The underside of all living things in the works of the British-Indian artist.
Anish Kapur is one of the most striking and evocative sculptors of contemporary art. It shows the voluminous representations of the body, but as if from within. In a gigantic size. By sculpting the sculpture on an architectural scale, Kapoor creates an impressive illusion of plunging into the hidden and often frightening spaces of the human body and psyche. Bloody red mash, anatomical forms, often dissected roundness, cavities and tunnels — its objects have the physiology of archaic and the symbolism of psychoanalysis, which the artist has been engaged in for more than 20 years.
Visually they can not be covered entirely, they suppress the viewer with a scale, but at the same time form a powerful spatial and physical experience of perception. Suffice it to recall the sculpture «Leviathan» (2011), which he dedicated to the arrested Chinese artist Ai Weiwei.
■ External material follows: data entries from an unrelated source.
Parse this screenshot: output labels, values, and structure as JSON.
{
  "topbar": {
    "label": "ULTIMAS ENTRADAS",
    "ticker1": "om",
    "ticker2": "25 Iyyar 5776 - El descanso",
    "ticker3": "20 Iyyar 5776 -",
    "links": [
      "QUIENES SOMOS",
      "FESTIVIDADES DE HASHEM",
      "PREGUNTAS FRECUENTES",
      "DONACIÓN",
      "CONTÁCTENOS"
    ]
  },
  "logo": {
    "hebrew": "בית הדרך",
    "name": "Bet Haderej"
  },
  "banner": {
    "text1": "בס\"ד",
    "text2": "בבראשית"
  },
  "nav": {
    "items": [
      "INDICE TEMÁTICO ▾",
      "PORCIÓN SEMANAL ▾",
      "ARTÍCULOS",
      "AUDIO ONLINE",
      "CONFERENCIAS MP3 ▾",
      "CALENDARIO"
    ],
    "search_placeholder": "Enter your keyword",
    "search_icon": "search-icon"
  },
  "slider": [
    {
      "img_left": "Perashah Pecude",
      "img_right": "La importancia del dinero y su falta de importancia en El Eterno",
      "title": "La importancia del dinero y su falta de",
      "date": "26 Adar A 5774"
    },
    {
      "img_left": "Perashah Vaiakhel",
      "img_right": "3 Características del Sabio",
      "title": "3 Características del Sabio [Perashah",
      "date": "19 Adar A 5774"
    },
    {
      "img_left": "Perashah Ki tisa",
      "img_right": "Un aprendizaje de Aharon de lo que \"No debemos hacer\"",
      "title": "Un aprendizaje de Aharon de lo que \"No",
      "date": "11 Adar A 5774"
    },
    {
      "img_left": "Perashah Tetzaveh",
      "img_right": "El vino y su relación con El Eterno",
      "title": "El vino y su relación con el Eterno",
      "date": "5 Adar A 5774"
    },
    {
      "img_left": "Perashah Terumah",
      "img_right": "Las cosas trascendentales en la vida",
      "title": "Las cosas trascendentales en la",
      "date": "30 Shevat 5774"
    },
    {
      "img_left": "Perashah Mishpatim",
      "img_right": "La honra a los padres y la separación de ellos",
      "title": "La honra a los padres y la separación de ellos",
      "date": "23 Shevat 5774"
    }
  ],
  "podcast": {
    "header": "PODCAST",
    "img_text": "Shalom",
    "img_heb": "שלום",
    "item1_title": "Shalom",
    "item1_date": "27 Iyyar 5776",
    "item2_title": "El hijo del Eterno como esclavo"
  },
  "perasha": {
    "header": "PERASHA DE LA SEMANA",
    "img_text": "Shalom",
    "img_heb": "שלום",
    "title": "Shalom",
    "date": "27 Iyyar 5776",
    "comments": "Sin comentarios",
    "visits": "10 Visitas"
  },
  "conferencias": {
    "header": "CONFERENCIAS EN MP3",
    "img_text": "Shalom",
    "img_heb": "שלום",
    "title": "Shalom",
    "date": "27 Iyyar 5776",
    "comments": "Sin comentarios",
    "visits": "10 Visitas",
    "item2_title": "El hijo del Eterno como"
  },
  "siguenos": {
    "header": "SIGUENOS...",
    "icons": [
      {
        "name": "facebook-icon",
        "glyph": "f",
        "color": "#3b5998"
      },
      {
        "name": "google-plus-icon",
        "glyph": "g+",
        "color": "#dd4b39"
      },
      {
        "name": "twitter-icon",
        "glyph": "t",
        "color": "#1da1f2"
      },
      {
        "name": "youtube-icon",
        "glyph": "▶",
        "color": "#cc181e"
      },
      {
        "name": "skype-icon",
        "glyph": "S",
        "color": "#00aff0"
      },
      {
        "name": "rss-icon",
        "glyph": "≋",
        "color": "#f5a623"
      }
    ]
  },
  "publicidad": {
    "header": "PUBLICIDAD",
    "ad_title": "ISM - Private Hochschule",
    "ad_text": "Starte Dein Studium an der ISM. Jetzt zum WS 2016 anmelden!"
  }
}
When the state of claustrophobia was born in the huge Grand Palais, a giant shapeless object captured people inside, where it seemed even more than outside.
Turning the inner space of corporeality outward, Kapoor tries to create the illusion of space within the sculpture, which, it would seem, is deprived by definition. Bottomless dark holes, areas of emptiness, concave mirror surfaces become the entrance to infinity, the place of transition of gross physical matter into an immaterial dimension.